Israel had just experienced 400 years of spiritual darkness. 400 Years prior, the temple was destroyed and the pillar of fire that had been over the temple for 1200 departed over the mountain, over the clouds, and was seemingly gone forever. It would never again come down and consume the sacrifice. The sacrificial system lost its power to convict people of God's presence, and hence its power to provide forgiveness. The pillar of fire did not come back until there were shepherd in their fields watching over their flocks by night when the Angel of the Lord appeared to them and the Glory of the Lord shown round about them and they were scared out of their sandals. Zechariah knew that the period of silence was over, because He personally received the first visitation in 400 years. How would you respond if you knew that the second coming of the Lord was imminent. We have waited over 2000 years, during which time there has been no need for new prophesy or revelation. What would you do if an angel of the Lord came to you and told you that Jesus was returning within the next few years? What would you do if you had such a special revelation?

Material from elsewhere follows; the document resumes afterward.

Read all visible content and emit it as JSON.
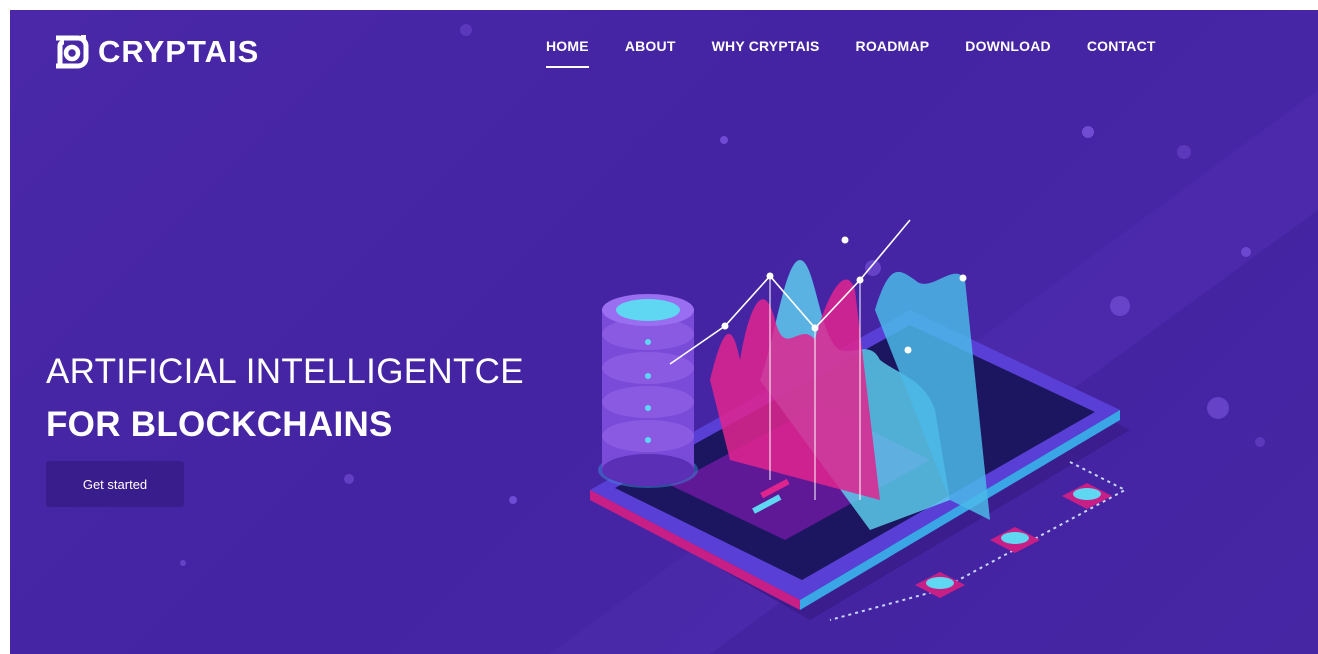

Would you change your lifestyle?
From the experience of Zechariah we see several characteristics of faithfulness that we can continue to develop in our own lives.
Faithfulness is Patient. True faith waits upon the Lord; to avoid getting ahead of His plan by substituting our own. Faith listens to the still, small voice of the Holy Spirit as He communicates His unique message to each of us. God works in our lives in many ways, and in His own time.
Faithfulness is characterized by Prayer. True faith never fails to pray persistently for those things that we feel are important to us, and important to God's work.
Faithfulness Prepares us to receive God's blessing at our Point of need. True faith places us in the position where God can use us, allowing us to receive the blessings from God that He intends.
Faithfulness does not imply Perfection. True faith does not mean we may still have to work through doubts. We can, when we trust God, work through those doubts that inevitably arise when we do not see what we expect from our prayers. God is not honored by doubt. Rather, it is a rebellious way we can argue with God that He does not know what He is doing.
Faith Praises God for what He has done. Faith is ready to praise God when we see Him at work in our lives and in the lives of others. We can develop a sensitivity to seeing God's impact on the world and use it as an opportunity to praise God before other people and to affirm our identity with Him.
We may not receive the same kind of news from the LORD that Zechariah and Elizabeth received, but any work that God does in our lives is no less important. Let us commit our hearts to the LORD so that we will be in a position to reap the blessings that God has promised to those who place their faith in Him.